Piano rolls were made from recorded performances. A pianist would sit at a specially designed recording piano and the pitch and duration of notes played would be either marked or perforated on a blank roll of paper, together with the duration of the sustaining and soft pedals.
For playback on a player piano, the roll moves over a device known as the 'tracker bar', which first had 58 holes before being expanded to 65 and then 88 holes. When a perforation passes over the hole, the note sounds.
Piano rolls were first used around 1897.
MIDI files accomplish digitally and electronically what piano rolls do mechanically.
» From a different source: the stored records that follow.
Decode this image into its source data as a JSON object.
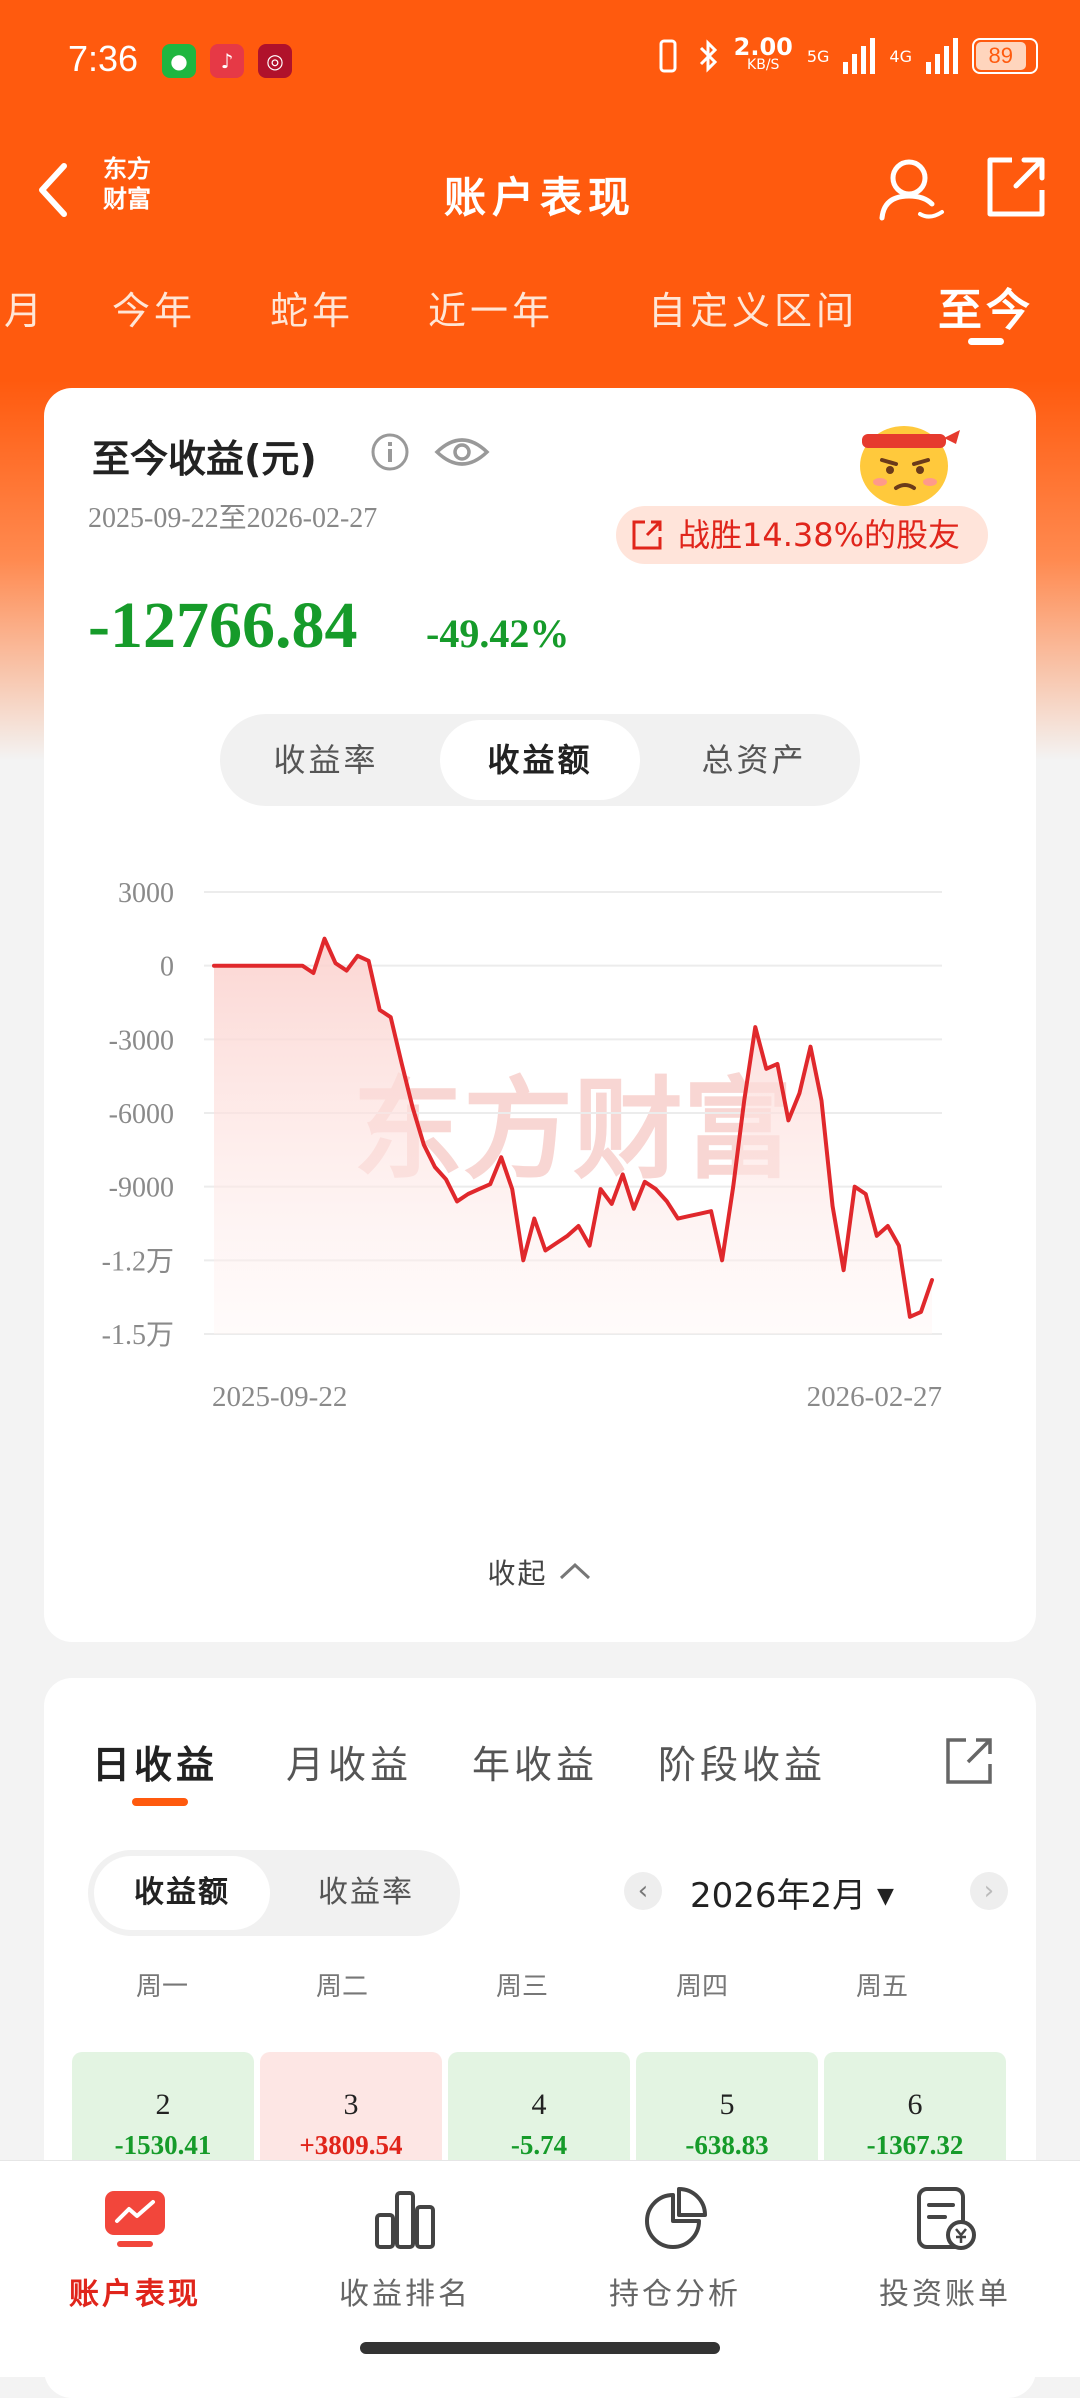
{
  "status": {
    "time": "7:36",
    "net_speed": "2.00",
    "net_unit": "KB/S",
    "sig1": "5G",
    "sig2": "4G",
    "battery": "89"
  },
  "nav": {
    "logo_line1": "东方",
    "logo_line2": "财富",
    "title": "账户表现"
  },
  "period_tabs": [
    "月",
    "今年",
    "蛇年",
    "近一年",
    "自定义区间",
    "至今"
  ],
  "summary": {
    "title": "至今收益(元)",
    "date_range": "2025-09-22至2026-02-27",
    "beat_text": "战胜14.38%的股友",
    "profit": "-12766.84",
    "percent": "-49.42%",
    "segments": [
      "收益率",
      "收益额",
      "总资产"
    ],
    "active_segment": "收益额",
    "collapse_label": "收起"
  },
  "chart_data": {
    "type": "line",
    "ylim": [
      -15000,
      3000
    ],
    "yticks": [
      3000,
      0,
      -3000,
      -6000,
      -9000,
      -12000,
      -15000
    ],
    "ytick_labels": [
      "3000",
      "0",
      "-3000",
      "-6000",
      "-9000",
      "-1.2万",
      "-1.5万"
    ],
    "x_start": "2025-09-22",
    "x_end": "2026-02-27",
    "xtick_labels": [
      "2025-09-22",
      "2026-02-27"
    ],
    "watermark": "东方财富",
    "color": "#e0282c",
    "grid": true,
    "series": [
      {
        "values": [
          0,
          0,
          0,
          0,
          0,
          0,
          0,
          0,
          0,
          -300,
          1100,
          100,
          -200,
          400,
          200,
          -1800,
          -2100,
          -4000,
          -5800,
          -7300,
          -8200,
          -8700,
          -9600,
          -9300,
          -9100,
          -8900,
          -7800,
          -9100,
          -12000,
          -10300,
          -11600,
          -11300,
          -11000,
          -10600,
          -11400,
          -9100,
          -9700,
          -8500,
          -9900,
          -8800,
          -9100,
          -9600,
          -10300,
          -10200,
          -10100,
          -10000,
          -12000,
          -9000,
          -5500,
          -2500,
          -4200,
          -4000,
          -6300,
          -5200,
          -3300,
          -5500,
          -9800,
          -12400,
          -9000,
          -9300,
          -11000,
          -10600,
          -11400,
          -14300,
          -14100,
          -12800
        ]
      }
    ]
  },
  "daily": {
    "tabs": [
      "日收益",
      "月收益",
      "年收益",
      "阶段收益"
    ],
    "active_tab": "日收益",
    "segments": [
      "收益额",
      "收益率"
    ],
    "active_segment": "收益额",
    "month_label": "2026年2月",
    "weekdays": [
      "周一",
      "周二",
      "周三",
      "周四",
      "周五"
    ],
    "days": [
      {
        "day": "2",
        "value": "-1530.41",
        "trend": "down"
      },
      {
        "day": "3",
        "value": "+3809.54",
        "trend": "up"
      },
      {
        "day": "4",
        "value": "-5.74",
        "trend": "down"
      },
      {
        "day": "5",
        "value": "-638.83",
        "trend": "down"
      },
      {
        "day": "6",
        "value": "-1367.32",
        "trend": "down"
      }
    ]
  },
  "bottom_nav": [
    "账户表现",
    "收益排名",
    "持仓分析",
    "投资账单"
  ],
  "colors": {
    "brand": "#ff5a0e",
    "loss": "#169b2a",
    "gain": "#e0251b"
  }
}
In addition, software for listening to and editing a performance stored as MIDI data often has a feature to show the music (for example, in a piano roll) in score.
Among the historic piano rolls scanned into MIDI for kunstderfuge.com are Artur Rubinstein and Sergei Rachmaninoff playing various transcriptions; Jozef Hofmann playing Beethoven's Rondo a Capriccio and the "Moonlight" Sonata; Ignaz Paderewski playing the "Moonlight" Sonata; Vladimir Horowitz playing Chopin's Waltz in F Minor; Pietro Mascagni playing a transcipton of the Intermezzo from Cavalleria rusticana; and recordings by Ferruccio Busoni, Wilhelm Backhaus and Myra Hess.